(Dataset rows describing interfaces)
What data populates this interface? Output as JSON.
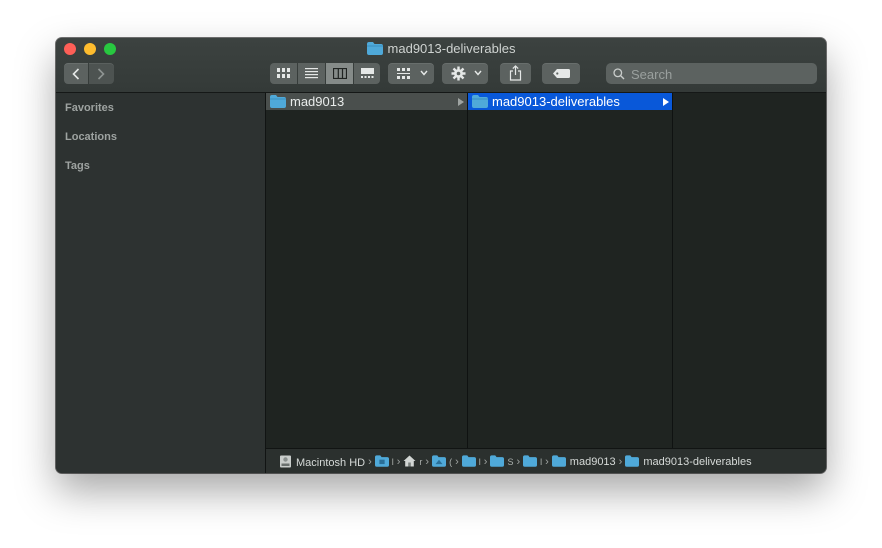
{
  "window": {
    "title": "mad9013-deliverables"
  },
  "toolbar": {
    "back_icon": "chevron-left-icon",
    "forward_icon": "chevron-right-icon",
    "view_modes": [
      "icon-view",
      "list-view",
      "column-view",
      "gallery-view"
    ],
    "selected_view": "column-view",
    "search_placeholder": "Search"
  },
  "sidebar": {
    "sections": [
      "Favorites",
      "Locations",
      "Tags"
    ]
  },
  "columns": [
    {
      "items": [
        {
          "label": "mad9013",
          "state": "inactive-selected"
        }
      ]
    },
    {
      "items": [
        {
          "label": "mad9013-deliverables",
          "state": "selected"
        }
      ]
    },
    {
      "items": []
    }
  ],
  "path_bar": {
    "items": [
      {
        "label": "Macintosh HD",
        "icon": "hard-drive-icon"
      },
      {
        "label": "l",
        "icon": "folder-icon"
      },
      {
        "label": "r",
        "icon": "home-icon"
      },
      {
        "label": "(",
        "icon": "folder-icon"
      },
      {
        "label": "l",
        "icon": "folder-icon"
      },
      {
        "label": "S",
        "icon": "folder-icon"
      },
      {
        "label": "l",
        "icon": "folder-icon"
      },
      {
        "label": "mad9013",
        "icon": "folder-icon"
      },
      {
        "label": "mad9013-deliverables",
        "icon": "folder-icon"
      }
    ],
    "separator": "›"
  },
  "colors": {
    "selection": "#0958d9",
    "folder": "#4fa9d9",
    "close": "#fe5f57",
    "minimize": "#febc2e",
    "zoom": "#28c840"
  }
}
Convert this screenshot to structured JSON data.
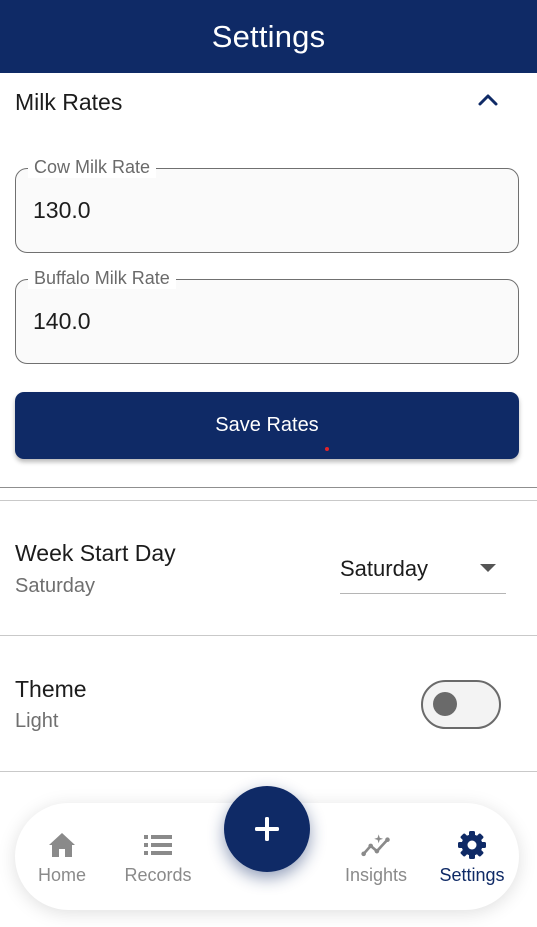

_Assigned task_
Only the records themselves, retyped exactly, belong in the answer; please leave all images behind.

_Result of the task_
What data populates this interface? Output as JSON.
{
  "window": {
    "title": "mad9013-deliverables"
  },
  "toolbar": {
    "back_icon": "chevron-left-icon",
    "forward_icon": "chevron-right-icon",
    "view_modes": [
      "icon-view",
      "list-view",
      "column-view",
      "gallery-view"
    ],
    "selected_view": "column-view",
    "search_placeholder": "Search"
  },
  "sidebar": {
    "sections": [
      "Favorites",
      "Locations",
      "Tags"
    ]
  },
  "columns": [
    {
      "items": [
        {
          "label": "mad9013",
          "state": "inactive-selected"
        }
      ]
    },
    {
      "items": [
        {
          "label": "mad9013-deliverables",
          "state": "selected"
        }
      ]
    },
    {
      "items": []
    }
  ],
  "path_bar": {
    "items": [
      {
        "label": "Macintosh HD",
        "icon": "hard-drive-icon"
      },
      {
        "label": "l",
        "icon": "folder-icon"
      },
      {
        "label": "r",
        "icon": "home-icon"
      },
      {
        "label": "(",
        "icon": "folder-icon"
      },
      {
        "label": "l",
        "icon": "folder-icon"
      },
      {
        "label": "S",
        "icon": "folder-icon"
      },
      {
        "label": "l",
        "icon": "folder-icon"
      },
      {
        "label": "mad9013",
        "icon": "folder-icon"
      },
      {
        "label": "mad9013-deliverables",
        "icon": "folder-icon"
      }
    ],
    "separator": "›"
  },
  "colors": {
    "selection": "#0958d9",
    "folder": "#4fa9d9",
    "close": "#fe5f57",
    "minimize": "#febc2e",
    "zoom": "#28c840"
  }
}
Convert this screenshot to structured JSON data.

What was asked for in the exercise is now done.